Friday, June 20, 2008
School Council presents School Improvement Plan
The School Council presented its yearly update on the School Improvement Plan to the Carlisle School Committee (CSC) on June 4. Features of the plan include new attention to gifted students, after-school programs and cultural awareness activities.
Each Massachusetts public school is required to have a school council which must be comprised of a school principal, parents, teachers, and community members. Members on the school council are: Co-chair, parent Alex Krapf, co-chair, Middle School Principal Jim Halliday, Elementary Principal Patrice Hurley, community representative Ann James, Librarian Sandy Kelly, parent and CSC member Louis Salemy, parents Kris Tocci and Tracy Sands, and teacher Linda Vanaria.
While there are no specific requirements that schools follow the improvement plan, Krapf later commented that a big value of the process is, “You have parents and teachers together. If you choose to discuss the difficult subjects, that’s where you can make progress, assuming that both sides are seriously into it.”
Report supports diversity awareness
The plan includes two broad goals addressing school climate and curriculum. Under each main goal there are subgoals with suggested action steps, implementation strategies, how to evaluate success, and action timelines. For instance, in order to foster school climate and respect, the plan suggests a focus on student leadership to decrease bullying and teasing as well as supporting differences. Strategies for fostering pro-social behaviors include maintaining the student advisory and Open Circle programs and promoting cultural awareness activities such as the Chinese New Year’s celebration, or the City of Lowell partnership program. The plan also recommends tracking the numbers of students participating in the after-school programs, possibly to expand STEM (science and engineering) classes.
How best to support
The curriculum achievement implementation strategies have been updated to include gifted students. In the past the plan focused on increasing the achievement of students with special needs, Krapf noted. The plan now seeks “to increase the achievement of students with various needs.” Language has been added which refers to challenging “all students at all levels on the academic spectrum.”

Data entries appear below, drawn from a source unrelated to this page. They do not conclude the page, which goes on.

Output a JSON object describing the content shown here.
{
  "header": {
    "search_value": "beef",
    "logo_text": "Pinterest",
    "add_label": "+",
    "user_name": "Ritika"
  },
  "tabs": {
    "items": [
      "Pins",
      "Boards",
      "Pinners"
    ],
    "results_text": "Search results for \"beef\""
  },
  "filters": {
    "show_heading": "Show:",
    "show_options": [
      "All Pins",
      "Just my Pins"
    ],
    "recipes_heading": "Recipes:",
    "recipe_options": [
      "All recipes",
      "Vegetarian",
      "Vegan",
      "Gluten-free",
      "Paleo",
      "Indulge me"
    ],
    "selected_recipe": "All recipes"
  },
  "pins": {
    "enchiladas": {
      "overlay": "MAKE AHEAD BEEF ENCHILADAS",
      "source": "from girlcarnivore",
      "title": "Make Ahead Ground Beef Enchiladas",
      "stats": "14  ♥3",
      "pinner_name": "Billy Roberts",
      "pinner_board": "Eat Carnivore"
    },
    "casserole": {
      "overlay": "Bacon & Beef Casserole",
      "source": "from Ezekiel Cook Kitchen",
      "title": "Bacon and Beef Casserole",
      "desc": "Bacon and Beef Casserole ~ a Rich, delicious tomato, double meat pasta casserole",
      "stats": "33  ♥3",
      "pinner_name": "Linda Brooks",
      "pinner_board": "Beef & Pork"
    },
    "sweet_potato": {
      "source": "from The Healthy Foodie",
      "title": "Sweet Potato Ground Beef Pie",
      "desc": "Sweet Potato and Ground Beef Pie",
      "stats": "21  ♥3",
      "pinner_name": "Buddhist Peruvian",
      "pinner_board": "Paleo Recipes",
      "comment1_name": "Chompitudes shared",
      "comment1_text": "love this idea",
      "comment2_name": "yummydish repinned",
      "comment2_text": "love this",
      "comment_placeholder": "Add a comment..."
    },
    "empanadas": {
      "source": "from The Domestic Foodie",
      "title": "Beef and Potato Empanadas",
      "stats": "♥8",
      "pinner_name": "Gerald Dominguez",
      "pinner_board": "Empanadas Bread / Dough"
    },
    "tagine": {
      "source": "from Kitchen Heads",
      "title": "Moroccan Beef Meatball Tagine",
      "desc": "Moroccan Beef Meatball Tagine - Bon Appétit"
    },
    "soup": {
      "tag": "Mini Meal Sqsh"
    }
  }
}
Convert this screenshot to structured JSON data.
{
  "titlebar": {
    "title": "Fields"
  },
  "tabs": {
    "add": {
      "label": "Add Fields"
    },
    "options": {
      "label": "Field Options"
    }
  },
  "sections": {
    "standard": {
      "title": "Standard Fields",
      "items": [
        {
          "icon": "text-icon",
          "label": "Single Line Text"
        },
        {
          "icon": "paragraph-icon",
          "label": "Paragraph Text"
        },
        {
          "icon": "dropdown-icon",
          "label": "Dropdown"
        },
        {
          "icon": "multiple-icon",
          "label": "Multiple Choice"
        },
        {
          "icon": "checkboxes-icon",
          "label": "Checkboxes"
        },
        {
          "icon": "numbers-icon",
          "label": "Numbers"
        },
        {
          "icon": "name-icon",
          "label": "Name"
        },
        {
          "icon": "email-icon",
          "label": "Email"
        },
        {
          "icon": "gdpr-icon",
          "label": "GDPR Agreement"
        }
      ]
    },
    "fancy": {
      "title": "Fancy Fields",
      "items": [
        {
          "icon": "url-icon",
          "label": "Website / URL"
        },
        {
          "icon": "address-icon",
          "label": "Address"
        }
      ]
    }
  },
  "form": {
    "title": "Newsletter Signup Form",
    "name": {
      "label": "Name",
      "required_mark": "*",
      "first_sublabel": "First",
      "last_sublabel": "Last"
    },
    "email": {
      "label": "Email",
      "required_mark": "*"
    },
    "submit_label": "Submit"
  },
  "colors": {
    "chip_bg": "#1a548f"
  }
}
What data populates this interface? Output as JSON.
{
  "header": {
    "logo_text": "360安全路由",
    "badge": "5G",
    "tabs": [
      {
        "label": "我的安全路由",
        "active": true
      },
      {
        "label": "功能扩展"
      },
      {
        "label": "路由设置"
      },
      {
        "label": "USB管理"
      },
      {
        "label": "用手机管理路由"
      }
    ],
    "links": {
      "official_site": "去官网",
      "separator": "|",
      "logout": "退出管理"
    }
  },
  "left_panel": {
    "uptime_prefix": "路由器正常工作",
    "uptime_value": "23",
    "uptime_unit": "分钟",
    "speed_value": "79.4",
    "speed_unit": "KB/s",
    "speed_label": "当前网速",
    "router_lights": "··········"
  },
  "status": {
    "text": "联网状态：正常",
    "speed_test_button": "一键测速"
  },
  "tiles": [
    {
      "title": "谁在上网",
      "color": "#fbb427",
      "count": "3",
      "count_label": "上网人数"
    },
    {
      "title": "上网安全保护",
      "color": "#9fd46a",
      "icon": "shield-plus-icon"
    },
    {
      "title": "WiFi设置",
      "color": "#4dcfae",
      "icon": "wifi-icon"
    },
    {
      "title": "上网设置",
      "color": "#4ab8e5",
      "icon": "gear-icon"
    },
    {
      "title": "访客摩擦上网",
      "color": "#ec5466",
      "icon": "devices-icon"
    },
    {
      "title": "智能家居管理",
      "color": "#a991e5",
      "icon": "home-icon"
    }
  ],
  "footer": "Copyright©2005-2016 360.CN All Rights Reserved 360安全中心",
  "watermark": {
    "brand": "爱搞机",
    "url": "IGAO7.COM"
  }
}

Professional development on the topic is recommended in the plan. “When you are dealing with the distribution of ability, how do you do it?” asked CSC member Wendell Sykes. If advanced students are continuously challenged, he questioned whether gifted students will become “well ahead of the other end? Can you use the gifted ones to help the other ones?” Kelly noted that differentiation of instruction would be used to give advanced students creative challenges. “We do not want to lose sight of the child in the middle,” she added. “It’s an age-old education problem” to challenge all types of learners, she explained.
Additional exposure to Spanish?
The two final goals have to do with assessing the elementary Spanish program, and the writing curriculum. The writing goal includes improving basic grammar skills and expanding the types of writing being taught.
Currently the Spanish program is offered once a week to students in grades K – 5. The plan calls for increasing the learning time, currently by using material on the teachers’ website. Hurley explained that each week the teachers send information to parents about what students can do on the internet. CSC member Bill Fink asked if there was a proposal to expand instructional time for Spanish. School Committee member Dale Ryder said that through feedback from parents she has learned that the website was “a good start, but probably not as consistently used across the board to have an impact.” ∆
© 2008 The